Notwithstanding its reservations, the Pakistan government renewed its commitment to peace efforts.
“Pakistan believes that a politically negotiated settlement remains the most viable option for bringing lasting peace to Afghanistan.…will continue to pursue the objective in close consultation with Afghanistan government and other members of the QCG,” Mr Aziz said.
Pakistan had earlier lodged a protest with the United States over the drone strike and described it as a violation of its sovereignty.
Mr Aziz regretted that US policy on peace in Afghanistan was marred by inconsistencies.
“On one side you want to start talks with them while on the other…you are killing them which is not a consistent attitude,” he said.

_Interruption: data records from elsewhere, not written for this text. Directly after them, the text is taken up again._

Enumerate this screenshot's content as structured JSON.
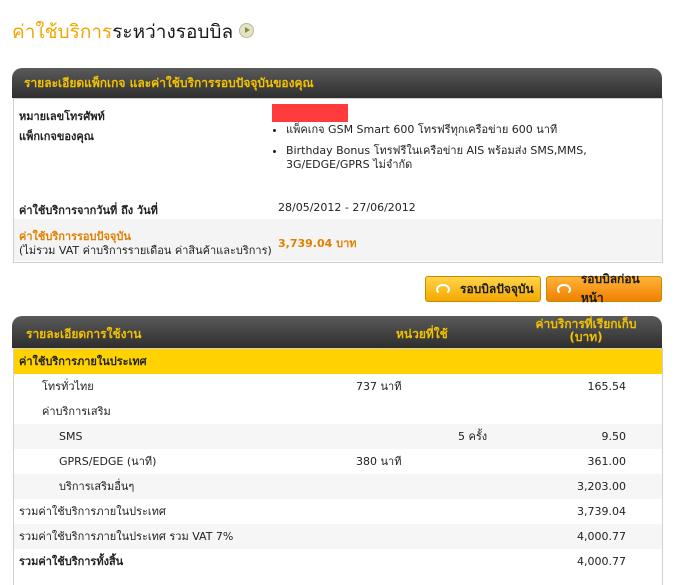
{
  "header": {
    "title_part1": "ค่าใช้บริการ",
    "title_part2": "ระหว่างรอบบิล"
  },
  "package_panel": {
    "heading": "รายละเอียดแพ็กเกจ และค่าใช้บริการรอบปัจจุบันของคุณ",
    "phone_label": "หมายเลขโทรศัพท์",
    "package_label": "แพ็กเกจของคุณ",
    "package_items": [
      "แพ็คเกจ GSM Smart 600 โทรฟรีทุกเครือข่าย 600 นาที",
      "Birthday Bonus โทรฟรีในเครือข่าย AIS พร้อมส่ง SMS,MMS, 3G/EDGE/GPRS ไม่จำกัด"
    ],
    "period_label": "ค่าใช้บริการจากวันที่ ถึง วันที่",
    "period_value": "28/05/2012 - 27/06/2012",
    "current_label": "ค่าใช้บริการรอบปัจจุบัน",
    "current_note": "(ไม่รวม VAT ค่าบริการรายเดือน ค่าสินค้าและบริการ)",
    "current_value": "3,739.04 บาท"
  },
  "buttons": {
    "current_bill": "รอบบิลปัจจุบัน",
    "previous_bill": "รอบบิลก่อนหน้า"
  },
  "colors": {
    "accent": "#f3c200",
    "orange_text": "#e08000",
    "button_bg": "#f5a800",
    "redaction": "#ff3b3b"
  },
  "usage_table": {
    "col_detail": "รายละเอียดการใช้งาน",
    "col_units": "หน่วยที่ใช้",
    "col_charge_1": "ค่าบริการที่เรียกเก็บ",
    "col_charge_2": "(บาท)",
    "section_domestic": "ค่าใช้บริการภายในประเทศ",
    "rows": [
      {
        "label": "โทรทั่วไทย",
        "units": "737 นาที",
        "units2": "",
        "amount": "165.54"
      },
      {
        "label": "ค่าบริการเสริม",
        "units": "",
        "units2": "",
        "amount": ""
      },
      {
        "label": "SMS",
        "units": "",
        "units2": "5 ครั้ง",
        "amount": "9.50"
      },
      {
        "label": "GPRS/EDGE (นาที)",
        "units": "380 นาที",
        "units2": "",
        "amount": "361.00"
      },
      {
        "label": "บริการเสริมอื่นๆ",
        "units": "",
        "units2": "",
        "amount": "3,203.00"
      },
      {
        "label": "รวมค่าใช้บริการภายในประเทศ",
        "units": "",
        "units2": "",
        "amount": "3,739.04"
      },
      {
        "label": "รวมค่าใช้บริการภายในประเทศ รวม VAT 7%",
        "units": "",
        "units2": "",
        "amount": "4,000.77"
      },
      {
        "label": "รวมค่าใช้บริการทั้งสิ้น",
        "units": "",
        "units2": "",
        "amount": "4,000.77"
      }
    ]
  }
}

The adviser underscored that the decision at the last QCG meeting in Islamabad about continuing efforts for a politically negotiated settlement had not been respected by the US.
He opined that the QCG members would have to take “a collective decision” on how to take the process forward.
He said bilateral consultations with US, China and Afghanistan had begun to assess the situation in the aftermath of Mansour’s killing. Efforts, he added, would also be made to convince the Taliban to rejoin the peace process.
Rejecting the possibility of connivance at an official level, Mr Aziz in response to a question said that Mansour had been “travelling on a fake name and passport” and it was difficult to keep eye on “each and every person”.
“I don’t think we can infer that our security agencies knew or should have known about his travels,” he emphasised.
Mr Aziz clarified that Pakistan did not look at Iran’s Chabahar port as a rival facility and was exploring possibilities of developing its links with Gwadar.
Tehran is developing Chabahar port with Indian assistance and signed an agreement with Delhi and Kabul this week for making it a transit hub.
Detractors in Pakistan see the port as providing India access to Afghanistan and Central Asia bypassing Pakistan, while Afghanistan’s reliance on Pakistan for access to Indian Ocean would also reduce.
But, Mr Aziz did not see Chabahar posing any serious challenge to Gwadar.
“These routes are all complementary to each other and economics will decide which route is used more frequently and by whom. I think, there is nothing to worry about and regional cooperation overall is a desired idea. All these ports and processes are complementary to each other,” he noted.
The adviser said that Pakistan was also enhancing its connectivity with Iran.
“There is a proposal to make Gwadar and Chabahar sister ports and a road is also being built between them. So there is no conflict,” he said.
Courtesy : Dawn News